The Cowboys will likely end up as a trading partner for a team trying to trade up to get the quarterback they like. This slot could be the landing place for Ryan Nassib or Matt Barkley, but neither one will be starting over Tony Romo.
With every team in the top 10 at least considering a trade down, we're likely to see a number of trades on Thursday night. To break last year's record of 19 trades, a lot more movement is going to have to happen.
The aforementioned strength of this draft class (the middle rounds), the need for teams to grab a quarterback and the draft's new three-day format should lead to increased trade activity.
With the small number of elite first-tier prospects at numerous positions, we could see easily 19 or 20 trades in the first round.
Of all the players invited to the official draft festivities in New York, Menelik Watson and his Florida State teammate EJ Manuel have the best chance of sticking around until the draft's second day.

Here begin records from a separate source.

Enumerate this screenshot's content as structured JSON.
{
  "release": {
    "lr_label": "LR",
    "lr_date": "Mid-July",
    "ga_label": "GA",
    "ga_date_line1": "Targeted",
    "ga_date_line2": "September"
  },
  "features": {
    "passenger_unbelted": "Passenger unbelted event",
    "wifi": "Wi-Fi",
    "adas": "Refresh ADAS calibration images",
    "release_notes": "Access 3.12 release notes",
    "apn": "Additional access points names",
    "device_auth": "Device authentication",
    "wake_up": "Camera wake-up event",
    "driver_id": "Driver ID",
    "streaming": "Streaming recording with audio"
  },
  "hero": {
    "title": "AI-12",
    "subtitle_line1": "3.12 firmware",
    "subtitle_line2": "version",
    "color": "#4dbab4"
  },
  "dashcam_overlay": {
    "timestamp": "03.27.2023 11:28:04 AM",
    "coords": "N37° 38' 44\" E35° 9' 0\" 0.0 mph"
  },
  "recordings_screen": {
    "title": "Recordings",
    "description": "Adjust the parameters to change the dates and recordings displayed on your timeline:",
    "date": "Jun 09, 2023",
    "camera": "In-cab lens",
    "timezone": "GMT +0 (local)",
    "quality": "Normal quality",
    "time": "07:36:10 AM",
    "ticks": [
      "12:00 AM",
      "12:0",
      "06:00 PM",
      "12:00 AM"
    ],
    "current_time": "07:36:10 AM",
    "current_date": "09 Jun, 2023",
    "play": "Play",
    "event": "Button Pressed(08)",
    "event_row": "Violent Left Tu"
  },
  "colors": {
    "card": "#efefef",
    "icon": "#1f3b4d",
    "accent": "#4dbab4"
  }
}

Because of the position Manuel plays, it's much more likely that a team will reach for him.
Watson is a talented player, but he's a talent who teams will likely have to wait on until he develops. As such, he'll be left in the green room on Thursday night.
This is a pretty easy prediction every year, along with the New York Giants and Philadelphia Eagles picks being booed. This year, however, it's even more applicable as Darrelle Revis heads to Tampa Bay and gives the Jets a second first-rounder.
Simple math tells us that two picks to boo has a better chance than one. More than that, fans aren't exactly ecstatic that Revis is gone (even if it was the right move, and it was).
Plenty of attendees in Radio City Music Hall are going to compare the pick—whoever it is—to their dearly departed cover corner and put the newest Jet on "Boo Island."
We've talked about it a couple times already, but let's make this prediction official, shall we?
This is certainly a subjective opinion, but Matt Barkley, Ryan Nassib and EJ Manuel are all second-round talents. Still, they'll probably go in the first round.
Teams can't wait on quarterbacks in the draft. They don't fall like other positions, and there are very rarely any steals at the position. It's important to get the guy who fits your specific team, and that often means grabbing them higher than they're necessarily worth.
Look for the teams at the bottom of the draft to do some wheeling and dealing so the teams at the top of the second round can move up and grab their new starting quarterbacks.
Michael Schottey is the NFL national lead writer for Bleacher Report and a member of the Pro Football Writers of America. Find more of his stuff at The Go Route.